The Truth About Sleep, Science, And Productivity

Is five hours of sleep enough? Are you screwed if you get less than eight hours? And what about naps? Bridging the yawning divide on the way we rest now.

The Truth About Sleep, Science, And Productivity

When the topic of sleep arises, two questions invariably follow:


What’s the perfect amount of sleep to keep batteries charged and stay productive?

How do I go to sleep the right way?

Both are common questions, but the answers aren’t as simple as they might seem.

There’s No Magic Number

The fabled story of the sleep-deprived genius who is recognized for their brilliance after years of work in the witching hour might not be that far off.

Legendary inventor Thomas Edison, for example, once referred to sleep as “a heritage to our cave days.” The likes of Nikola Tesla, Benjamin Franklin, Napoleon, and Leonardo Da Vinci were notorious for clocking in roughly four hours a night–or day, as many of them relied on cat naps instead. And a host of today’s business leaders follow suit.


But that’s not to say that they weren’t getting enough sleep. According to the Sleep Foundation, it’s just that: while four hours a night might seem an insanely low figure to you, every person is different.

Just like any other characteristics you are born with, the amount of sleep you need to function best may be different for you than for someone who is of the same age and gender. While you may be at your absolute best sleeping seven hours a night, someone else may clearly need nine hours to have a happy, productive life.

Despite this, most of us are hardwired to think that we don’t get enough sleep, even though we really do.

So ignore the mantra that every person needs 8 hours a night to ensure a healthy lifestyle (though we’re not saying rest isn’t good for you!). The fact remains that if you feel rested after, say, 6 hours, it’s probably enough.

However, if you find trouble keeping awake during the day or experience a massive dip in productivity give naps a try. Leo Widrich, co-founder of social media company Buffer, and a Fast Company contributor swears by it, and shares 3 tips to getting the most out of naps in the workplace.

Especially if you work in a big office, or you tend to feel others might consider you slacking off. One of the key things I found here is to make others aware of the fact, that you are napping every day. Try and get encouragement from your co-workers or your boss, so you can set yourself up for developing a successful habit.

Timing is, if not everything, at least very important. Don’t let your naps exceed 30 minutes max. Many sleep20 minutes has proven to be the optimal timing for me.

The last tip I find most crucial is to make napping a consistent habit. Keep both the frequency (daily) and the time of day ( around 3 PM seems to be a very popular time, as productivity dips then) the same and consistent.

Now that I know I’m getting enough sleep, how do I do it right?

For optimal snoozing your bed should be used for two things, and two things only: sleep and sex.


Your bedroom should be a palace of sleep.

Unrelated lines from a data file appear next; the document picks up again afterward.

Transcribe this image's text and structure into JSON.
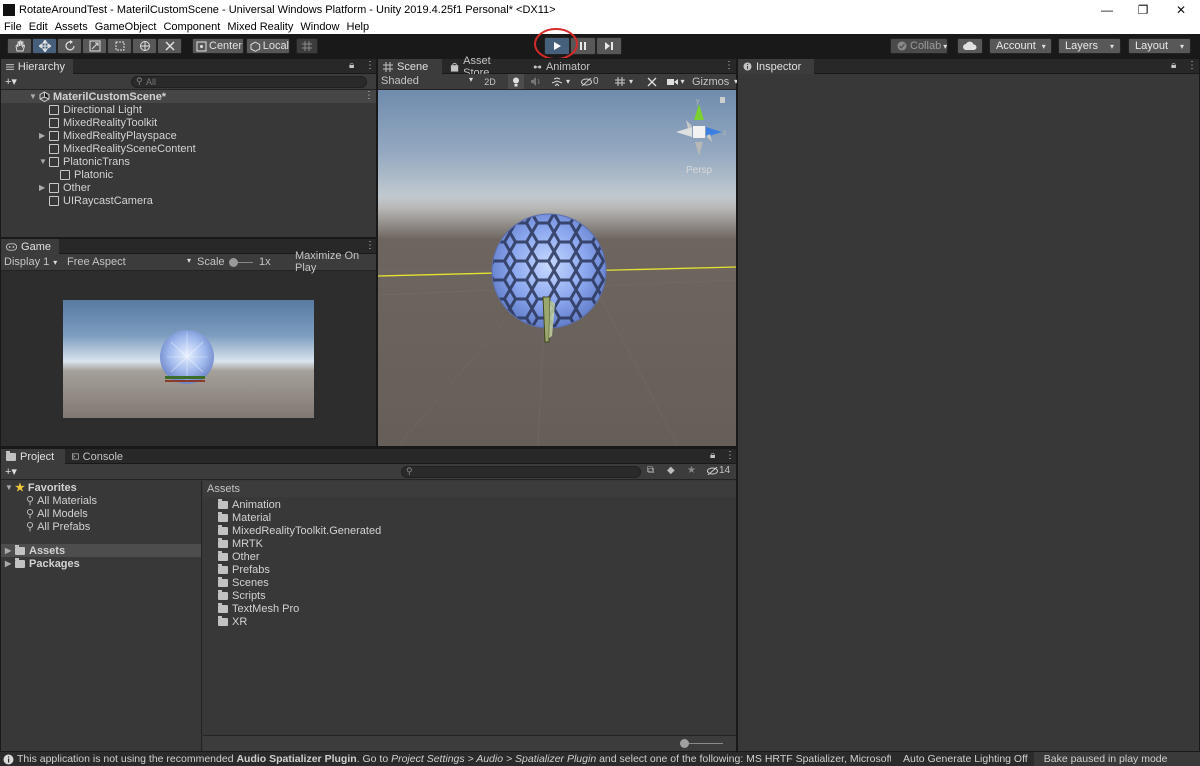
{
  "window": {
    "title": "RotateAroundTest - MaterilCustomScene - Universal Windows Platform - Unity 2019.4.25f1 Personal* <DX11>",
    "controls": [
      "—",
      "❐",
      "✕"
    ]
  },
  "menu": [
    "File",
    "Edit",
    "Assets",
    "GameObject",
    "Component",
    "Mixed Reality",
    "Window",
    "Help"
  ],
  "toolbar": {
    "pivot": "Center",
    "space": "Local",
    "collab": "Collab",
    "account": "Account",
    "layers": "Layers",
    "layout": "Layout",
    "play_icon": "play-icon",
    "pause_icon": "pause-icon",
    "step_icon": "step-icon"
  },
  "hierarchy": {
    "tab": "Hierarchy",
    "add": "+▾",
    "search_placeholder": "All",
    "scene": "MaterilCustomScene*",
    "items": [
      {
        "label": "Directional Light"
      },
      {
        "label": "MixedRealityToolkit"
      },
      {
        "label": "MixedRealityPlayspace"
      },
      {
        "label": "MixedRealitySceneContent"
      },
      {
        "label": "PlatonicTrans"
      },
      {
        "label": "Platonic"
      },
      {
        "label": "Other"
      },
      {
        "label": "UIRaycastCamera"
      }
    ]
  },
  "game": {
    "tab": "Game",
    "display": "Display 1",
    "aspect": "Free Aspect",
    "scale_label": "Scale",
    "scale_value": "1x",
    "maximize": "Maximize On Play"
  },
  "scene": {
    "tabs": [
      "Scene",
      "Asset Store",
      "Animator"
    ],
    "shading": "Shaded",
    "mode_2d": "2D",
    "hidden_count": "0",
    "gizmos": "Gizmos",
    "persp": "Persp",
    "gizmo_y": "y",
    "gizmo_z": "z"
  },
  "inspector": {
    "tab": "Inspector"
  },
  "project": {
    "tabs": [
      "Project",
      "Console"
    ],
    "add": "+▾",
    "hidden_count": "14",
    "favorites_label": "Favorites",
    "favorites": [
      "All Materials",
      "All Models",
      "All Prefabs"
    ],
    "roots": [
      "Assets",
      "Packages"
    ],
    "assets_header": "Assets",
    "folders": [
      "Animation",
      "Material",
      "MixedRealityToolkit.Generated",
      "MRTK",
      "Other",
      "Prefabs",
      "Scenes",
      "Scripts",
      "TextMesh Pro",
      "XR"
    ]
  },
  "status": {
    "message_prefix": "This application is not using the recommended ",
    "message_bold": "Audio Spatializer Plugin",
    "message_middle": ". Go to ",
    "message_path": "Project Settings > Audio > Spatializer Plugin",
    "message_suffix": " and select one of the following: MS HRTF Spatializer, Microsoft S",
    "auto_lighting": "Auto Generate Lighting Off",
    "bake": "Bake paused in play mode"
  },
  "colors": {
    "accent": "#46607c",
    "annotation_circle": "#d42a2a",
    "gizmo_y": "#7bd12f",
    "gizmo_z": "#3b7fe0",
    "selection_line": "#e4e431"
  }
}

If you have a desk or television in there, that’s okay, just make sure it’s out of the way when you’re getting ready to count the sheep so it doesn’t trigger anxiety. If your mind is elsewhere you’re going to have a hard time nodding off.

That’s not to say that the convenience of relaxing on a comfy mattress and playing on a computer isn’t glorious. But to get a good night’s sleep you need to resist the urge and do it somewhere else. Your brain should have only one thing on it’s mind when you crawl into bed.

It is best to take work materials, computers and televisions out of the sleeping environment. Use your bed only for sleep and sex to strengthen the association between bed and sleep.

You can boost this effect by incorporating sleep-signaling habits in your bedtime routine. Take a hot bath or water the plants. It could be anything, but remember, you’re telling your body that by doing a certain activity, it’s time for bed.

The bottom line: understand that sleep is highly individual, and to ensure that you can fall asleep when you need to, train your brain into knowing when it’s time to turn the lights off.

[Image: Flickr user Gabor Balogh]

About the author

Former Editorial Assistant Miles Kohrman helped run Fast Company's homepage and completed miscellaneous tasks around the newsroom. He is a 2013 graduate of The New School.